(YOUR INSTRUCTIONS): An identical copy of all records below is to be written out.

──────── DATA FOR PROCESSING

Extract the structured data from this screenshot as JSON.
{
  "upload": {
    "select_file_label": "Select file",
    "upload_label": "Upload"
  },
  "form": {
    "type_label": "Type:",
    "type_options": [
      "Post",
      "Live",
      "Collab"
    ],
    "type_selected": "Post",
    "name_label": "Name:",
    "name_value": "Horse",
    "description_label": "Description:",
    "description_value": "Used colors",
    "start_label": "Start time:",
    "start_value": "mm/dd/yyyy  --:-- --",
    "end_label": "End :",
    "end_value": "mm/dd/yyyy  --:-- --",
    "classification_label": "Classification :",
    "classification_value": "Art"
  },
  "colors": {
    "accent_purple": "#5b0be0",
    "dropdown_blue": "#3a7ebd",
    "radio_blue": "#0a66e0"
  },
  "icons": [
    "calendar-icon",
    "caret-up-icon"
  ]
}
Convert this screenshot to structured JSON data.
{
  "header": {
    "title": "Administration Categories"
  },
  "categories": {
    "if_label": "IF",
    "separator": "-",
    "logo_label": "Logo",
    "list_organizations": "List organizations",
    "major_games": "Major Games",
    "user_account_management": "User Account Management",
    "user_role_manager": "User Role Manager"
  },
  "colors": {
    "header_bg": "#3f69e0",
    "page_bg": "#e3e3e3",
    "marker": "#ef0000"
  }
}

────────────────

(RESPONSE):
Extract the structured data from this screenshot as JSON.
{
  "upload": {
    "select_file_label": "Select file",
    "upload_label": "Upload"
  },
  "form": {
    "type_label": "Type:",
    "type_options": [
      "Post",
      "Live",
      "Collab"
    ],
    "type_selected": "Post",
    "name_label": "Name:",
    "name_value": "Horse",
    "description_label": "Description:",
    "description_value": "Used colors",
    "start_label": "Start time:",
    "start_value": "mm/dd/yyyy  --:-- --",
    "end_label": "End :",
    "end_value": "mm/dd/yyyy  --:-- --",
    "classification_label": "Classification :",
    "classification_value": "Art"
  },
  "colors": {
    "accent_purple": "#5b0be0",
    "dropdown_blue": "#3a7ebd",
    "radio_blue": "#0a66e0"
  },
  "icons": [
    "calendar-icon",
    "caret-up-icon"
  ]
}
Convert this screenshot to structured JSON data.
{
  "header": {
    "title": "Administration Categories"
  },
  "categories": {
    "if_label": "IF",
    "separator": "-",
    "logo_label": "Logo",
    "list_organizations": "List organizations",
    "major_games": "Major Games",
    "user_account_management": "User Account Management",
    "user_role_manager": "User Role Manager"
  },
  "colors": {
    "header_bg": "#3f69e0",
    "page_bg": "#e3e3e3",
    "marker": "#ef0000"
  }
}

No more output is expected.